* **Work to be completed**:
Please report how many lines in these records contain the string "CPU利用率", and give nothing besides the number.

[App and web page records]
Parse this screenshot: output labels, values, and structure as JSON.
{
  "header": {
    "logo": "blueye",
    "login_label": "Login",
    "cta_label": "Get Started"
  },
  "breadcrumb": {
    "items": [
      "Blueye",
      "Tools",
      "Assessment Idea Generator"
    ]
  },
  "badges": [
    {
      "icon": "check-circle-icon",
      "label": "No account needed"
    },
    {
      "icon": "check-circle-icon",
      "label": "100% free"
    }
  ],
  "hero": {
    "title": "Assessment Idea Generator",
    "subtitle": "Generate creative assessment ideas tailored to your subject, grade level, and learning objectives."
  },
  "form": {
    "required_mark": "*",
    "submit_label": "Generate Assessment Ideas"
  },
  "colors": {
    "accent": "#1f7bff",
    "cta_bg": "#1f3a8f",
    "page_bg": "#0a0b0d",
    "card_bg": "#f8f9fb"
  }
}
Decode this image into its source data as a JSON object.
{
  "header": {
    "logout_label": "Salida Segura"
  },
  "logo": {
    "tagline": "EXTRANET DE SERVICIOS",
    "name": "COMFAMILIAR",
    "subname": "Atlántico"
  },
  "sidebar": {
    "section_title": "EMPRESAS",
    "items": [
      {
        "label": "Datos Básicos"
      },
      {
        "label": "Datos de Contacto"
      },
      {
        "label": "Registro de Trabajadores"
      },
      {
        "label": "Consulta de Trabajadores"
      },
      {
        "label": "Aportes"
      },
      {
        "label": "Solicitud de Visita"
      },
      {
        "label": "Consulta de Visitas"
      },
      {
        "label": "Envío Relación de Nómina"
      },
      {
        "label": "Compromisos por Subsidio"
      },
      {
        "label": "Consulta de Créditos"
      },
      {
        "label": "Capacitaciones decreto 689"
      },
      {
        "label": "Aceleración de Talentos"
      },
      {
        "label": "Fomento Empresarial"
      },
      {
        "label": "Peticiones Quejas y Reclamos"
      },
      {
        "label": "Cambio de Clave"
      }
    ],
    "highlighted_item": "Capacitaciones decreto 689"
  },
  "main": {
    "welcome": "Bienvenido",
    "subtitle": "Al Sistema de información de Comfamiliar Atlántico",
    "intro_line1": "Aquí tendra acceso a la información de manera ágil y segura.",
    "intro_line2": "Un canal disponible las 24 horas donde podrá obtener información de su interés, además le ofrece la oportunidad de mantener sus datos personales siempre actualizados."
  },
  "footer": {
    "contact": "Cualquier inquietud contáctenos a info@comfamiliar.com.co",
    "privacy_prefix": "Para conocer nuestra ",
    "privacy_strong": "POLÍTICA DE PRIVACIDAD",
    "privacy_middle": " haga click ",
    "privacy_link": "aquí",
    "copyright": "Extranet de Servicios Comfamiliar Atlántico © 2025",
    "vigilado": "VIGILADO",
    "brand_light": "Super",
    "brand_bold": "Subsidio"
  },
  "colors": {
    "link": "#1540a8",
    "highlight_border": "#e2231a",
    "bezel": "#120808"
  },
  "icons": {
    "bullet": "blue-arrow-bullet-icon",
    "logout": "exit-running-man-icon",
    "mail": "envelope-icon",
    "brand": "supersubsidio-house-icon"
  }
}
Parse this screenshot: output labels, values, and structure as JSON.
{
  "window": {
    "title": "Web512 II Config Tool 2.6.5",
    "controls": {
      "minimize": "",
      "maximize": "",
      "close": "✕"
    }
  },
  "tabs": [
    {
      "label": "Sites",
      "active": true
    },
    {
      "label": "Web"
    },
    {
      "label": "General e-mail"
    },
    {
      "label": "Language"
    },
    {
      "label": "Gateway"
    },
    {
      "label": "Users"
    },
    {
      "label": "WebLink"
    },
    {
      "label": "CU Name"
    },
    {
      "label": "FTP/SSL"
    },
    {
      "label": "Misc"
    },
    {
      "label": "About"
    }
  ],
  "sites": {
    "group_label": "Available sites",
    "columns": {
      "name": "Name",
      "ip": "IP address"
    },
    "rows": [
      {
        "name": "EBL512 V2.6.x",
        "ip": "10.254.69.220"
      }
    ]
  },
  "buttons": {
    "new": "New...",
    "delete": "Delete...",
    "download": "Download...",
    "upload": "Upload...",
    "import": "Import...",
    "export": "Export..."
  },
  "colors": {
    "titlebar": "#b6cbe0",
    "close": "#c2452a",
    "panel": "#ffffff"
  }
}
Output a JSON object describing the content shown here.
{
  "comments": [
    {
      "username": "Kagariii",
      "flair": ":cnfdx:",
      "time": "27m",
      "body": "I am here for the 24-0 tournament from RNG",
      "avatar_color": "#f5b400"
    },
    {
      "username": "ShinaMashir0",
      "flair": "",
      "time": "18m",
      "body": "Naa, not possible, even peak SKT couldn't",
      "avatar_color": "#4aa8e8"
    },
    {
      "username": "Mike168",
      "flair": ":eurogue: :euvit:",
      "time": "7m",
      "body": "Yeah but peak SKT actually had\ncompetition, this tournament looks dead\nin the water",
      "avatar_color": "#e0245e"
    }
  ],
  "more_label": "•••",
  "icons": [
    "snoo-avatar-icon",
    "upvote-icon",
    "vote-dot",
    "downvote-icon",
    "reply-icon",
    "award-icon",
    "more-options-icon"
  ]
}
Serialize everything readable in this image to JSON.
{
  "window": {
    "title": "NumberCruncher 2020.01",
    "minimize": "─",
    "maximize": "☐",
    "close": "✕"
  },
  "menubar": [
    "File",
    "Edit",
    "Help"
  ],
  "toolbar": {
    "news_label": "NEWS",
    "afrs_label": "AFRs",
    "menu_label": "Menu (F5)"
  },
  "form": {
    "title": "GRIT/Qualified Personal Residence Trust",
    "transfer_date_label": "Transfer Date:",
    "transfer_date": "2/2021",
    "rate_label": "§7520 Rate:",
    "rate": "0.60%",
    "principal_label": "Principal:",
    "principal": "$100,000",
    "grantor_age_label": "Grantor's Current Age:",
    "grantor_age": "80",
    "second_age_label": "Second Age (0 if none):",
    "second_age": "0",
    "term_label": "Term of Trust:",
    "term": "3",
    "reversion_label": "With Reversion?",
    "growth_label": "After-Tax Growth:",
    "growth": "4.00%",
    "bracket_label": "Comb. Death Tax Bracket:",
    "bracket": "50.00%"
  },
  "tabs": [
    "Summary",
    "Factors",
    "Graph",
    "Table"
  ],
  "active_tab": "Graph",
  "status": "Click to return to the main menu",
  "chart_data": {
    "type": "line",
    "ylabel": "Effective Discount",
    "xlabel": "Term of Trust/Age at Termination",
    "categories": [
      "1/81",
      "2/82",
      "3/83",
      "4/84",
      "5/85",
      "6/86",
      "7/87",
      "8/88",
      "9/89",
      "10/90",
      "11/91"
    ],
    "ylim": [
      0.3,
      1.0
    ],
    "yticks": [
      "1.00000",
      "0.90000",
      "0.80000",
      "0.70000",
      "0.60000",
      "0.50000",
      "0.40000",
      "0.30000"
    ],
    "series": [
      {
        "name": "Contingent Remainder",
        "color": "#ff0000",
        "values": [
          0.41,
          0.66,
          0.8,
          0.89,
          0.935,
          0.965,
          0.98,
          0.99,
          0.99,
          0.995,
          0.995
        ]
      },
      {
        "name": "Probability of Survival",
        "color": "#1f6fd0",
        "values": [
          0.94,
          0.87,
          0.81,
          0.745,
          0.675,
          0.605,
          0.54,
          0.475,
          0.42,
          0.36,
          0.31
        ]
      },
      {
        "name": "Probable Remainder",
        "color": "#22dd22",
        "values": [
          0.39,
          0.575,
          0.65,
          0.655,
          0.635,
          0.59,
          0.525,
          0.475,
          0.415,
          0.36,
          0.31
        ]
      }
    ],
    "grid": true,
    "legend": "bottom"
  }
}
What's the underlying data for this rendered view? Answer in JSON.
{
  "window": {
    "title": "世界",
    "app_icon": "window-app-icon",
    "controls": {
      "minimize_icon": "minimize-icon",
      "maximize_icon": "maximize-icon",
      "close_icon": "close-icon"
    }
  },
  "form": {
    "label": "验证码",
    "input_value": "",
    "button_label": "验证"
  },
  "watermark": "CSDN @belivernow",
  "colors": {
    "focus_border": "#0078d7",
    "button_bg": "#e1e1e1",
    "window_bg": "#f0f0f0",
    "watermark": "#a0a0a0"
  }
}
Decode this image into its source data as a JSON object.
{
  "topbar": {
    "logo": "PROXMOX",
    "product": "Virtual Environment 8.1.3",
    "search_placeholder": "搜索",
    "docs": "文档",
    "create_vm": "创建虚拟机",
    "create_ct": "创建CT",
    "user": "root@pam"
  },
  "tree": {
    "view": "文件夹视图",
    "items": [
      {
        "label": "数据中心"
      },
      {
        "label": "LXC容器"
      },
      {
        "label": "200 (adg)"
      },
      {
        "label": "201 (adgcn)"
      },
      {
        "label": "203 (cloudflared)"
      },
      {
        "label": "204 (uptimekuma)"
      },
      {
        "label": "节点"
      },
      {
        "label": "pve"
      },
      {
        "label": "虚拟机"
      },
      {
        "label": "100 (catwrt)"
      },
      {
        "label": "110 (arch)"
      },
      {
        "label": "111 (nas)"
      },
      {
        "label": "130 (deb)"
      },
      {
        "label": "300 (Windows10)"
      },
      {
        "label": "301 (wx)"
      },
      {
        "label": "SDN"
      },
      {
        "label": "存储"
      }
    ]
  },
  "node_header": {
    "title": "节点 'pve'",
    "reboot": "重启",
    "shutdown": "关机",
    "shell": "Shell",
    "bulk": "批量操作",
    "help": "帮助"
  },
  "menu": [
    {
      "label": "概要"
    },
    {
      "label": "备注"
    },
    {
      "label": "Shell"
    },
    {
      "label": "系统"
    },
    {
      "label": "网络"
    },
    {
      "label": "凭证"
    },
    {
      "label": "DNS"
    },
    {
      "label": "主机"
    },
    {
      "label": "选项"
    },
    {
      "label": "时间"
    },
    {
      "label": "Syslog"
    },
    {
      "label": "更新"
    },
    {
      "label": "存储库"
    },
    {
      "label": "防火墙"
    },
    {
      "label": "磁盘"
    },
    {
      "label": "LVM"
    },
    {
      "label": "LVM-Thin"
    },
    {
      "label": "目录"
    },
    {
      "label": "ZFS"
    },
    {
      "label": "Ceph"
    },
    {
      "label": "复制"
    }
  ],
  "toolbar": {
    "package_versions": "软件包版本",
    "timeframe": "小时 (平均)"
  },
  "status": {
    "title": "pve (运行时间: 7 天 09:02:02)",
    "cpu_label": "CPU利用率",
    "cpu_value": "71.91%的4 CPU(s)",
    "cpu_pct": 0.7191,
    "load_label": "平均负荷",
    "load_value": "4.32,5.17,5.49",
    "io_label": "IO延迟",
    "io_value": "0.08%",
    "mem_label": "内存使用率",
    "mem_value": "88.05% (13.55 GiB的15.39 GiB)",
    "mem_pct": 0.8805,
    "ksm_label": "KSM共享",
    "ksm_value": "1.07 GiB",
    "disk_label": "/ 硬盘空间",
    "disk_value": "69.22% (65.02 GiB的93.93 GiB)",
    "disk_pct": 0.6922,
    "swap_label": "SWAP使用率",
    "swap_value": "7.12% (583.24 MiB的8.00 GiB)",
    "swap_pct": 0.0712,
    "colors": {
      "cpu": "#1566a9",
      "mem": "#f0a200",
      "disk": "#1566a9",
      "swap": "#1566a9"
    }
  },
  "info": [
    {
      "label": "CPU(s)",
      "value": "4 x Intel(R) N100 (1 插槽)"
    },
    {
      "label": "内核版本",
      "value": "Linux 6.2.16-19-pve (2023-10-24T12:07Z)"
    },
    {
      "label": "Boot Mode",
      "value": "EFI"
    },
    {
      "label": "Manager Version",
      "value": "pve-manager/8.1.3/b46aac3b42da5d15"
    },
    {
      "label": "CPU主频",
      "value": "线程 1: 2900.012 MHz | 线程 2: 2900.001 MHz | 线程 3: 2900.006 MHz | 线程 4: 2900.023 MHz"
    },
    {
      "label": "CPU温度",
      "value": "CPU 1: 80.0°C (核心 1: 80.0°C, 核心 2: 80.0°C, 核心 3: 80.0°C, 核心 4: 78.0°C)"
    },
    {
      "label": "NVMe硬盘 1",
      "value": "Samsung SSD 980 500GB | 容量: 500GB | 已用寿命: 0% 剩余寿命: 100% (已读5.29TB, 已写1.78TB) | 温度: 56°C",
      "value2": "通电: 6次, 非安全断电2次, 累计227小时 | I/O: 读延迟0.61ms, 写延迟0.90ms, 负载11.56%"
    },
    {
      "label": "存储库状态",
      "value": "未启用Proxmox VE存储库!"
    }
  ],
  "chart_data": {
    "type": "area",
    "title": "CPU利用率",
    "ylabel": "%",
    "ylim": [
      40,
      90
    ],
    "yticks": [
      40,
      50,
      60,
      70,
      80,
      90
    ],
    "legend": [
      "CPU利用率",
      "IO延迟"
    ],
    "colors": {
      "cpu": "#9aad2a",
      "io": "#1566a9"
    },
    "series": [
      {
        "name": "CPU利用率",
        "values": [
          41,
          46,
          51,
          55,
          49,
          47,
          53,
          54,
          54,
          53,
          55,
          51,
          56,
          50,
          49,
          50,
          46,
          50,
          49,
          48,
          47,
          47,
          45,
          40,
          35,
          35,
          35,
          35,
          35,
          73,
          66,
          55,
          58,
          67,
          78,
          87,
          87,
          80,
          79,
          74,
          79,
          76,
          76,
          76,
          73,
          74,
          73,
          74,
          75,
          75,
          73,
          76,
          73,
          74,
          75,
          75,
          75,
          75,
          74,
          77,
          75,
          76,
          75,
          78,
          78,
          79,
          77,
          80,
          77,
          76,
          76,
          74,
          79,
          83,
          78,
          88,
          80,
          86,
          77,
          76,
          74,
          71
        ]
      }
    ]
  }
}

* **Task answer**:
4